A massive sinkhole appeared on the I-10 on Sunday afternoon. It spanned six lanes of traffic. Worse, it was sentient. At least, it was capable of travel. It trawled along the interstate through Midland, Rice, Chubbuck, Chambless, those little towns, feasting on traffic. Cars tumbled into it like breadcrumbs. It swept along the 210 through Pasadena, picking up speed. Devoured Glendale. When it turned at the Hollywood Hills towards Burbank, experts observed that it seemed to be avoiding places of elevation.
Hearing this, Keanu Reeves and Emma Stone descended from the hills to the Chevron station at N Vermont Avenue and Los Feliz Boulevard, where they stood fanning themselves in the shade and drinking goji berries, debating their best move.
“Because our houses in the hills are safe spots, we could save the rest of LA,” Emma said. “We could drag places up one-by-one and store them in our garages.”
“Like the landmarks,” Keanu agreed after a while, in his laconic monotone.

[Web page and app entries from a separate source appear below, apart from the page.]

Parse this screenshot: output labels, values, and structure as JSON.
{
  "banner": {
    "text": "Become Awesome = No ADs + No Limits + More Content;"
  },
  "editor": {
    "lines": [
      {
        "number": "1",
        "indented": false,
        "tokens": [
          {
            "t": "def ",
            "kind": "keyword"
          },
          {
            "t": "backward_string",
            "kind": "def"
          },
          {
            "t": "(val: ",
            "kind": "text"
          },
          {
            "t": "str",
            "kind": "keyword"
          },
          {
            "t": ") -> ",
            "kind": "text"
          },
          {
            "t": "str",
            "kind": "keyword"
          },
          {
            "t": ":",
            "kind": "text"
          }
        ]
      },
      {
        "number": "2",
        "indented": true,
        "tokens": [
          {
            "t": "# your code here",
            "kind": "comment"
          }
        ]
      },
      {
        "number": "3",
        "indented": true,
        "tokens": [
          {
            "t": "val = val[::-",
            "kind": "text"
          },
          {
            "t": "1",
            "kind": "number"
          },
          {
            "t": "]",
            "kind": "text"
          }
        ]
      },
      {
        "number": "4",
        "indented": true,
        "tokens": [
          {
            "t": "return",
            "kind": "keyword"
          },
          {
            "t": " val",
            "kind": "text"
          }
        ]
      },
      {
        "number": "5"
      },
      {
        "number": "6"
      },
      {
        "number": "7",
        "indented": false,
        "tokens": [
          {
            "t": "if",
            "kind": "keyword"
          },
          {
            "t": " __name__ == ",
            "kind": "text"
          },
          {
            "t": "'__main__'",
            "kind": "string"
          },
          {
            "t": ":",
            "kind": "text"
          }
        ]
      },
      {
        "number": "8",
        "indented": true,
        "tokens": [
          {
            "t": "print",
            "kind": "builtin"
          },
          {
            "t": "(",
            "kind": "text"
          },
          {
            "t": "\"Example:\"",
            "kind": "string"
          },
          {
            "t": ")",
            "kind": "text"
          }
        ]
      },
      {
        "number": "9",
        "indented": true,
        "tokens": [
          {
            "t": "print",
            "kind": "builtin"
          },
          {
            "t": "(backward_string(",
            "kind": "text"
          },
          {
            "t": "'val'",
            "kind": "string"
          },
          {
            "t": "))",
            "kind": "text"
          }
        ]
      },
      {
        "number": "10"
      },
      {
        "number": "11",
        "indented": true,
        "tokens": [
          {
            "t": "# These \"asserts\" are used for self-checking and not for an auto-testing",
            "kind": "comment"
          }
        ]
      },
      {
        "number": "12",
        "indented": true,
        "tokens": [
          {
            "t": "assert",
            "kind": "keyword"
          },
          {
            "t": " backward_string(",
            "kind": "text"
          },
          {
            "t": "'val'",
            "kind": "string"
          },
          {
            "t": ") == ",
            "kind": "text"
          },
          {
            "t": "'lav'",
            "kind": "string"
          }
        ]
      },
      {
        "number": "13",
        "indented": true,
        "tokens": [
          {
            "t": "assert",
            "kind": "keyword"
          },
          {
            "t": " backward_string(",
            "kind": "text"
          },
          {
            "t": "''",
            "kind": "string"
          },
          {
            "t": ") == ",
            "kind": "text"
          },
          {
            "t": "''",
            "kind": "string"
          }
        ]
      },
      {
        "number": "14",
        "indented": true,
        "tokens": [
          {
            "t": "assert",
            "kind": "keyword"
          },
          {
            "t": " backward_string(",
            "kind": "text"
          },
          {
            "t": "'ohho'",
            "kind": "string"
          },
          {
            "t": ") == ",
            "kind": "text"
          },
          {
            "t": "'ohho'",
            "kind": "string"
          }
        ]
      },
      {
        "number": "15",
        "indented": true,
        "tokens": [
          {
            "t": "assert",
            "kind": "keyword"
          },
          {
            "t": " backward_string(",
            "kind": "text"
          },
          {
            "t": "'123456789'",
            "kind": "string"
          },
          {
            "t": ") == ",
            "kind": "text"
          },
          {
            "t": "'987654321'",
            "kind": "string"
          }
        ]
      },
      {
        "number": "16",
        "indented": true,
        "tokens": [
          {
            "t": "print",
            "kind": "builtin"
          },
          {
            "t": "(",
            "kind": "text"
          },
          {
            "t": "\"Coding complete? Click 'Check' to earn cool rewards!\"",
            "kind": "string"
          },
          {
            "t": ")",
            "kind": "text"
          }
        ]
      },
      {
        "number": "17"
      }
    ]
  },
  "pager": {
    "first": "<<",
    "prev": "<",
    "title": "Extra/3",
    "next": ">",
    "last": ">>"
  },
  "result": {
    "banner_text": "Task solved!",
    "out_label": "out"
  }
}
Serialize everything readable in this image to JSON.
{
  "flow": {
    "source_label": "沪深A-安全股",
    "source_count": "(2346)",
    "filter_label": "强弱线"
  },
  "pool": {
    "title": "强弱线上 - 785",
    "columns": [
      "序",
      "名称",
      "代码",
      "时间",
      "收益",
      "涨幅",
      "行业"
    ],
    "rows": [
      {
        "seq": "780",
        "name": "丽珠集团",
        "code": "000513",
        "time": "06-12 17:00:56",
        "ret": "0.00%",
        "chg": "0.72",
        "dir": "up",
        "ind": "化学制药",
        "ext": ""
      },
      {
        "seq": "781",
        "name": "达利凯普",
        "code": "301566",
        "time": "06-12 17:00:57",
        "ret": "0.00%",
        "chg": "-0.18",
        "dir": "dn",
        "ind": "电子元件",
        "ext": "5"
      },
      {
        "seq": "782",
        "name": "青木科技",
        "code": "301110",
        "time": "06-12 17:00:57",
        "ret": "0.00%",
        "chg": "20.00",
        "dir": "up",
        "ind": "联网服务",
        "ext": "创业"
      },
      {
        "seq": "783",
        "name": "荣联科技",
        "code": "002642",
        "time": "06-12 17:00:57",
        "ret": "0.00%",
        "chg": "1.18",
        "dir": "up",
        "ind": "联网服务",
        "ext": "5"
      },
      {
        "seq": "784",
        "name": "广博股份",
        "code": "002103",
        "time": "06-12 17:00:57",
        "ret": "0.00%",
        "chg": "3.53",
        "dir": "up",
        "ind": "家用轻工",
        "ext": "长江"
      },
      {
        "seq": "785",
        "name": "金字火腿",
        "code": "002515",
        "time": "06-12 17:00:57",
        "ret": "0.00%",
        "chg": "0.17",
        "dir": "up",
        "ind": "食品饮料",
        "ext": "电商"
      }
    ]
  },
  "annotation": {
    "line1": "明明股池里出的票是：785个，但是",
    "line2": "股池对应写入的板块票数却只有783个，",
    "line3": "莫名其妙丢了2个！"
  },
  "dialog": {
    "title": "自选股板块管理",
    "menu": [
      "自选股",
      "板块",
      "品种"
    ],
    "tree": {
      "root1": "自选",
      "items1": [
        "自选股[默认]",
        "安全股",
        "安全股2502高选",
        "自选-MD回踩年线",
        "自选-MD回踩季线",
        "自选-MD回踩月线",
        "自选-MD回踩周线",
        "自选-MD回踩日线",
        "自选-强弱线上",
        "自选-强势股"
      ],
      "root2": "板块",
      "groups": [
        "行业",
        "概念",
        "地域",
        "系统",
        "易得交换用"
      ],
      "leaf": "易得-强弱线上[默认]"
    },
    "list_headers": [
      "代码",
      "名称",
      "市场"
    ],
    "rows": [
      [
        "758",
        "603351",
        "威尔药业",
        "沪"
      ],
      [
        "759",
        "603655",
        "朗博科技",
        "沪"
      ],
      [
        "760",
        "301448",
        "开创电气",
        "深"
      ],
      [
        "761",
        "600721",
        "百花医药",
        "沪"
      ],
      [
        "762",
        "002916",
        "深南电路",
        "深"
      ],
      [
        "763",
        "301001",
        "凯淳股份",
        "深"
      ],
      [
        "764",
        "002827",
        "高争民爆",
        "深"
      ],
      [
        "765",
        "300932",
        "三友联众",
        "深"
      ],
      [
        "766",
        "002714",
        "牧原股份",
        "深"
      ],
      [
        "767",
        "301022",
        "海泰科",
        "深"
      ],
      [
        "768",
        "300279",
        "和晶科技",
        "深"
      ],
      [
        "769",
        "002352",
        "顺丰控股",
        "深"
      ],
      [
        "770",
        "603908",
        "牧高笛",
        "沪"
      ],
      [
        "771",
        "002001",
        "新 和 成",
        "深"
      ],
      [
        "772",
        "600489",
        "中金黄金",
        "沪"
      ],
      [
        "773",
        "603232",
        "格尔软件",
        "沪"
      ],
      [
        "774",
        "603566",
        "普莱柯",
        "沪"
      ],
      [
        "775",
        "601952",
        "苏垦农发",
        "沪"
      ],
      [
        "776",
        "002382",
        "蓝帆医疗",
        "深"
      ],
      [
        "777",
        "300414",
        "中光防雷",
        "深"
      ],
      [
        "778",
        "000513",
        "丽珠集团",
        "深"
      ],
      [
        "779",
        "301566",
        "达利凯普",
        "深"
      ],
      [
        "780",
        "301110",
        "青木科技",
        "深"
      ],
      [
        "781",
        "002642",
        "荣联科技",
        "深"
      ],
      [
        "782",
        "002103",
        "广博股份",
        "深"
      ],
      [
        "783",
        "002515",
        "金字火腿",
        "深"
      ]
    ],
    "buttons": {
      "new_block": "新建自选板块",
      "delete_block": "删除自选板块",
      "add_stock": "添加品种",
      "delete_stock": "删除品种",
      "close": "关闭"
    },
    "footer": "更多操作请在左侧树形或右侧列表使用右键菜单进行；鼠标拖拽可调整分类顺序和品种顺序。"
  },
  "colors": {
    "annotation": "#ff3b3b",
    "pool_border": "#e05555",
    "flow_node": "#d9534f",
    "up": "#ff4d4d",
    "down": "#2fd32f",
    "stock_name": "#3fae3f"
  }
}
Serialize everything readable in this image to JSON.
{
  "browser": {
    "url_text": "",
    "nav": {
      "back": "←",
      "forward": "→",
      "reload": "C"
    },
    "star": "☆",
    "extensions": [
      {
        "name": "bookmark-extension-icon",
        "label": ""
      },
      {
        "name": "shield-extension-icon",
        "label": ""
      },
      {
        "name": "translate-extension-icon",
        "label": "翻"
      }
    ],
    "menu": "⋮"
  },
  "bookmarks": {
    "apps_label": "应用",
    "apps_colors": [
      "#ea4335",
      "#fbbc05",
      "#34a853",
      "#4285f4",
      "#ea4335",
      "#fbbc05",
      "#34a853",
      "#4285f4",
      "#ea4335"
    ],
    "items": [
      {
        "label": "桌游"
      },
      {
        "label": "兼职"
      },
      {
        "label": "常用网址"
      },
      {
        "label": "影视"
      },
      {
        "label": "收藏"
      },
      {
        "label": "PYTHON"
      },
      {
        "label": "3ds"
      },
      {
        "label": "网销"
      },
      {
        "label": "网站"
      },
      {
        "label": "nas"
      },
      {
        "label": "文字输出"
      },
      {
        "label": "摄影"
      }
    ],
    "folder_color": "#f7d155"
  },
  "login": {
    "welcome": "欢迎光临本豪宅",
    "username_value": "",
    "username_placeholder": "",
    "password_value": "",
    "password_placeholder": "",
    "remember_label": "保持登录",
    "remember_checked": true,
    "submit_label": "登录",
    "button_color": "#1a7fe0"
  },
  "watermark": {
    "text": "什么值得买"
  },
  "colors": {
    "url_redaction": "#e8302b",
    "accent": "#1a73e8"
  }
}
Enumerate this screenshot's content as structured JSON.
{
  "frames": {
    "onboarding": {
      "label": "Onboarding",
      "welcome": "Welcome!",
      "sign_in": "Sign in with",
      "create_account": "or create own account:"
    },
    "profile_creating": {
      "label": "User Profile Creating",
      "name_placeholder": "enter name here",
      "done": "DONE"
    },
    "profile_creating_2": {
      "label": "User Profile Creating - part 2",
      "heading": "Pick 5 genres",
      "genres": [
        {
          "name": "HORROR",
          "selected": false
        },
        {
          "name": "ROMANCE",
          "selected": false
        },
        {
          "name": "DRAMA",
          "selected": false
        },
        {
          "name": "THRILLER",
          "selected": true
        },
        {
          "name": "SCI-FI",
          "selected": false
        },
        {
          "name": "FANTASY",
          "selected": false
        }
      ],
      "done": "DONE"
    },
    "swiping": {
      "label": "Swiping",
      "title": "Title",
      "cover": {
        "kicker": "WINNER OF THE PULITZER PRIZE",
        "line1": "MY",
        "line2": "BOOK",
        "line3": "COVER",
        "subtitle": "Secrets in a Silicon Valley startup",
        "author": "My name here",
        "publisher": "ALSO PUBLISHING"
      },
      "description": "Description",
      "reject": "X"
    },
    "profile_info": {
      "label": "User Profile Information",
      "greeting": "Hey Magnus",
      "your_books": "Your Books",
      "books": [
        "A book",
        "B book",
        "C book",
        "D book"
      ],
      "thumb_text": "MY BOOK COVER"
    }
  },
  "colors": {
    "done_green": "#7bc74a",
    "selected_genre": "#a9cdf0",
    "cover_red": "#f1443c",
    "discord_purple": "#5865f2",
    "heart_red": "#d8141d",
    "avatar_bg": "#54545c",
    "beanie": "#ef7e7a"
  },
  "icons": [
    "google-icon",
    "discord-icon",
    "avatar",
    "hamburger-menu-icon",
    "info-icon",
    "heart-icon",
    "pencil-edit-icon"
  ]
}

The rest of us, ordinary citizens who just happened to be getting gas at the Chevron station at N Vermont Avenue and Los Feliz Boulevard, asked if we could help. Why not? A sinkhole was devouring the city, after all. Here was our chance to do something helpful and do it with Keanu Reeves and Emma Stone. And who in the world was more trustworthy than the two of them? After all, no one else was offering solutions.
We lugged the Geffen Playhouse up to Emma’s house on Mulholland, where it would have a view of the hills. We grabbed Gromman’s and the La Brea Tarpits, In-N-Outs, and The Broad. People stopped us on the street and asked what we were doing, taking their favorite landmarks.
“Can’t talk now,” we said. “This is on its way to Keanu’s.” We loved saying this. We felt like we were the chosen ones.
“I love Keanu,” they gushed. “Can we help?”
“I think we have enough help, thanks.”
We dragged the landmarks upwards into the hills as the sinkhole swept around us, devouring the city block by block, from San Fernando to Irvine. We stuck The Broad in Emma’s garage, an In-N-Out on her patio. We put The Disney Concert Hall and a post office in Keanu’s attic. (Keanu had insisted on the post office and a public library.)
That night, Keanu let us crash at his place. We drank whiskey and talked about the good we’d done in saving all these landmarks. Although LA had been devoured by a sinkhole, we’d saved much of its history for future generations. We’d done something good.
On Monday morning, Keanu said we had to go so he could run lines in private. He was shooting a movie in Switzerland and would be flying out from his helipad in a few hours.
“Is it John Wick?” we demanded.
But he wouldn’t say.
We walked to an overlook on Mulholland to find that the sinkhole was waiting down below, sawing against the tree line, wanting so badly, it seemed, to devour us. We looked out at the blinding empty desert expanse. We wondered what use it was to have saved LA and stored it in the garages of celebrities. When, without Keanu Reeves and Emma Stone around to let us in, would we get to see another show at the Geffen? Where, like any memory, could we reconstruct it now, except in our heads? And what use was a post office to us now? And where would we live?
About the Author
Gardner Mounce attended Clarion West 2019 and graduated from the MFA program at the University of Florida in 2020. He works as a writing coach in Gainesville. You can find him at gardnermounce.com and on twitter at @gardnermounce